It is 75 years since Australia’s legal recognition of the lands that Douglas Mawson explored, a vast area that became known as the Australian Antarctic Territory.
On August 24 a free public symposium will be held in Hobart to review Australia’s territorial, political, scientific and cultural achievements in Antarctica and to explore prospects for the Australian Antarctic Territory in the coming decades.
Eminent speakers including current and former diplomats, prominent Australian adventurer Greg Mortimer and noted historian Tom Griffiths, along with local Antarctic identities including Sir Guy Green, will be guests on the day. The symposium is being jointly hosted by the Antarctic Climate & Ecosystems CRC, the UTAS School of Government, the School of History and the Research School of Social Sciences at the ANU and the Institute for Marine and Antarctic Studies at UTas.
A number of adventurers discovered and explored eastern Antarctica a century ago, but it was chiefly the activities of Australian pioneer, Douglas Mawson, that helped cement our place in Antarctica.
His expeditions of 1911–14 and 1929–31 explored the coastline and provided the foundations upon which land could be claimed “in the name of His Majesty, King George the Fifth, King of Great Britain, Ireland and the British Dominions across the seas, Emperor of India”.

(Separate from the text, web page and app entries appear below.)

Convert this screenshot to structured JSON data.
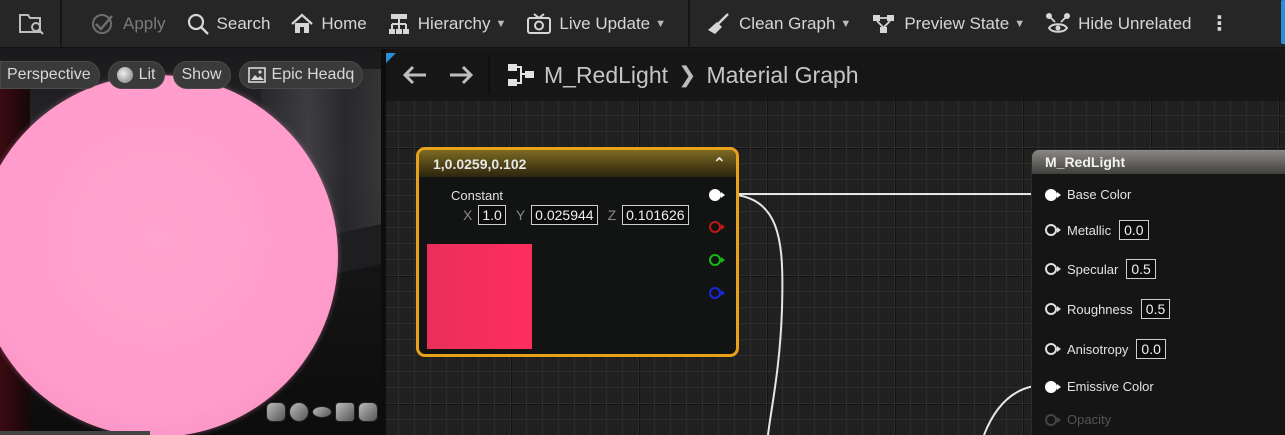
{
  "toolbar": {
    "apply": "Apply",
    "search": "Search",
    "home": "Home",
    "hierarchy": "Hierarchy",
    "live_update": "Live Update",
    "clean_graph": "Clean Graph",
    "preview_state": "Preview State",
    "hide_unrelated": "Hide Unrelated",
    "more": "⋮"
  },
  "viewport": {
    "pills": {
      "perspective": "Perspective",
      "lit": "Lit",
      "show": "Show",
      "preview_scene": "Epic Headq"
    },
    "preview_mesh_icons": [
      "cylinder-icon",
      "sphere-icon",
      "plane-icon",
      "cube-icon",
      "teapot-icon"
    ],
    "sphere_color": "#ff9ccb"
  },
  "graph": {
    "breadcrumb": {
      "material": "M_RedLight",
      "graph": "Material Graph",
      "separator": "❯"
    },
    "constant_node": {
      "title": "1,0.0259,0.102",
      "collapse": "⌃",
      "label": "Constant",
      "x_label": "X",
      "x_value": "1.0",
      "y_label": "Y",
      "y_value": "0.025944",
      "z_label": "Z",
      "z_value": "0.101626",
      "swatch_color": "#ff2e5f",
      "border_color": "#e8a21a"
    },
    "material_node": {
      "title": "M_RedLight",
      "inputs": [
        {
          "label": "Base Color",
          "value": ""
        },
        {
          "label": "Metallic",
          "value": "0.0"
        },
        {
          "label": "Specular",
          "value": "0.5"
        },
        {
          "label": "Roughness",
          "value": "0.5"
        },
        {
          "label": "Anisotropy",
          "value": "0.0"
        },
        {
          "label": "Emissive Color",
          "value": ""
        },
        {
          "label": "Opacity",
          "value": ""
        }
      ]
    }
  }
}
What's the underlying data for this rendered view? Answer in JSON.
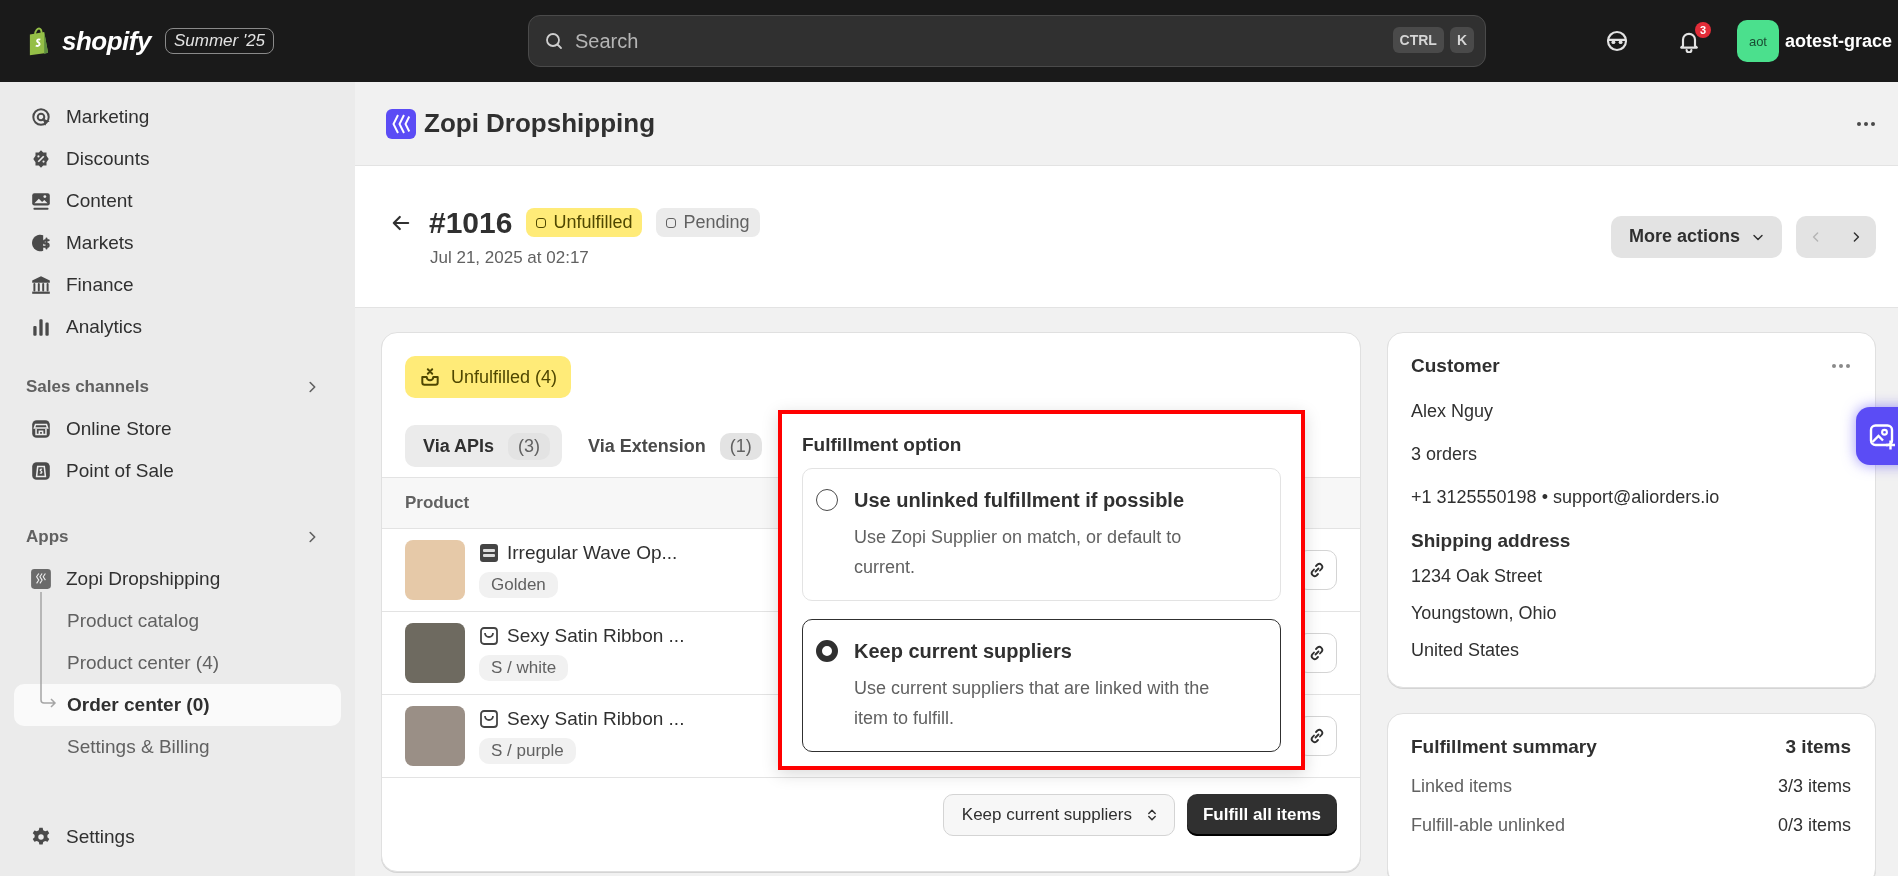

In 1933 the British placed this territory claimed by Mawson under Australian authority. The Australian Parliament then passed the Australian Antarctic Territory Acceptance Act 1933, which gave effect to the British Order-in-Council. The Act came into operation by Proclamation on 24 August 1936.
CSIRO Auditorium, Hobart
Wednesday, 24 August 2011
9.00 am – 5.00 pm
: Download Final Program Details
For further information or to register please contact Dr Julia Jabour:firstname.lastname@example.org